[Start of Attachment]

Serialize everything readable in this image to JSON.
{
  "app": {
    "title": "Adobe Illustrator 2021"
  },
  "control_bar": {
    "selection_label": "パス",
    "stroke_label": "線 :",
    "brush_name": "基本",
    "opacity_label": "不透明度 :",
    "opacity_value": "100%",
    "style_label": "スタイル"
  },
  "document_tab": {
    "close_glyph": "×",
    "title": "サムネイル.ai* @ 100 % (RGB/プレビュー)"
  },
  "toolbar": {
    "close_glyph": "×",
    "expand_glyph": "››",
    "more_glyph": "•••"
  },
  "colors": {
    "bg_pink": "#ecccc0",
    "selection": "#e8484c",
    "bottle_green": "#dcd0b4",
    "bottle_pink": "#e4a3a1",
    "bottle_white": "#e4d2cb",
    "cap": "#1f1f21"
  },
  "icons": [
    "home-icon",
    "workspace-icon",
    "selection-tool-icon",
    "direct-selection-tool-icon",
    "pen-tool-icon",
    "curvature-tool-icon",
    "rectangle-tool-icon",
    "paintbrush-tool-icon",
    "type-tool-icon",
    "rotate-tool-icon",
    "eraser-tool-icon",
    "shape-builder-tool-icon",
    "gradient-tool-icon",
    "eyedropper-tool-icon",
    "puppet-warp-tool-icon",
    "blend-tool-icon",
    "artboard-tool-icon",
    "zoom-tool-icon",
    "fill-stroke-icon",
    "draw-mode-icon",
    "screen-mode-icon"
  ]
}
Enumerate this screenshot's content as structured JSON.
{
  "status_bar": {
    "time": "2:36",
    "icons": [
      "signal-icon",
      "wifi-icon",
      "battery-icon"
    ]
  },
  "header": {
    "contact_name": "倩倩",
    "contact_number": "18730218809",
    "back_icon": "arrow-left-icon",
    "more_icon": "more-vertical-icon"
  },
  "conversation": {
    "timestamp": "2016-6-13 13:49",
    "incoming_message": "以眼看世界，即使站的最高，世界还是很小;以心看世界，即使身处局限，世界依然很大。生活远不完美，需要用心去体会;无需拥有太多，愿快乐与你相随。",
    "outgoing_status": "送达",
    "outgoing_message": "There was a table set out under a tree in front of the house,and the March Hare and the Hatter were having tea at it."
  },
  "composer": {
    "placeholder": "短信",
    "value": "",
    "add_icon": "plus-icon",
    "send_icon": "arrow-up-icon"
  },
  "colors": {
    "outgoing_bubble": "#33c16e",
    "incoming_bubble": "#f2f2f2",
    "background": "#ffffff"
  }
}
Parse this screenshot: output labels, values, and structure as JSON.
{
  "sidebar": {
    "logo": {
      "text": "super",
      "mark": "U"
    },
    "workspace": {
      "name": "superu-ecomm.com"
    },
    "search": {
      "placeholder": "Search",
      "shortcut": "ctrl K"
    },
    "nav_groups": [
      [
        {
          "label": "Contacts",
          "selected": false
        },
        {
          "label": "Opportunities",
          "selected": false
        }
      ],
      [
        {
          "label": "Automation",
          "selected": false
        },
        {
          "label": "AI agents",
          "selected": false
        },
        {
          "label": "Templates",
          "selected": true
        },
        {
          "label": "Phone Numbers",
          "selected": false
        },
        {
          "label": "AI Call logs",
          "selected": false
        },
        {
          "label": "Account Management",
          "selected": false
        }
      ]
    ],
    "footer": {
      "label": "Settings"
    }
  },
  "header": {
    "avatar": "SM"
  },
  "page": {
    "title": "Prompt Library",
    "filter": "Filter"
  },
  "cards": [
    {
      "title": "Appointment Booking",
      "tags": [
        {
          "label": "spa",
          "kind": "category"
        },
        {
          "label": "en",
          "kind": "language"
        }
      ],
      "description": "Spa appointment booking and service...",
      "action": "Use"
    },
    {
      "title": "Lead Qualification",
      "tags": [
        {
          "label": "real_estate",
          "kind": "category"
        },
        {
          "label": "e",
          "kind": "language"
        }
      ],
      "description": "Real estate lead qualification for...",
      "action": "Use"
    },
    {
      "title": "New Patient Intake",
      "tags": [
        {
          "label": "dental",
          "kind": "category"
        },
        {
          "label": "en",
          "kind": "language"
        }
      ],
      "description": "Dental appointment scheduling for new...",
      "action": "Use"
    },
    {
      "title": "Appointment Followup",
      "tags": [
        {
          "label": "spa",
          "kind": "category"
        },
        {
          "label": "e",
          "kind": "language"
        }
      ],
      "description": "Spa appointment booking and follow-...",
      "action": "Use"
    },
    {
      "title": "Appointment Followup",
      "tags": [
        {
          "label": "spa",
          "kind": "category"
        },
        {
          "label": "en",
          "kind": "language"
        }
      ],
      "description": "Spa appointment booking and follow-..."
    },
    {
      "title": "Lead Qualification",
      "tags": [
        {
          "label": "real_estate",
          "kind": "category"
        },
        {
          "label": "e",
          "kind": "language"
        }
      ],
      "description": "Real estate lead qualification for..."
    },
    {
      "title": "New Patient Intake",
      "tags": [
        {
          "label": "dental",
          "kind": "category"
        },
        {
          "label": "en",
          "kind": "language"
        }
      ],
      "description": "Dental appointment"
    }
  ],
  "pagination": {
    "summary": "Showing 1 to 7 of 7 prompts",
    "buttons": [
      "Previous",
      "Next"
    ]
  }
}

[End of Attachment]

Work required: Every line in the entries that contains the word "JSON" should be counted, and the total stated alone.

Answer to the problem: 3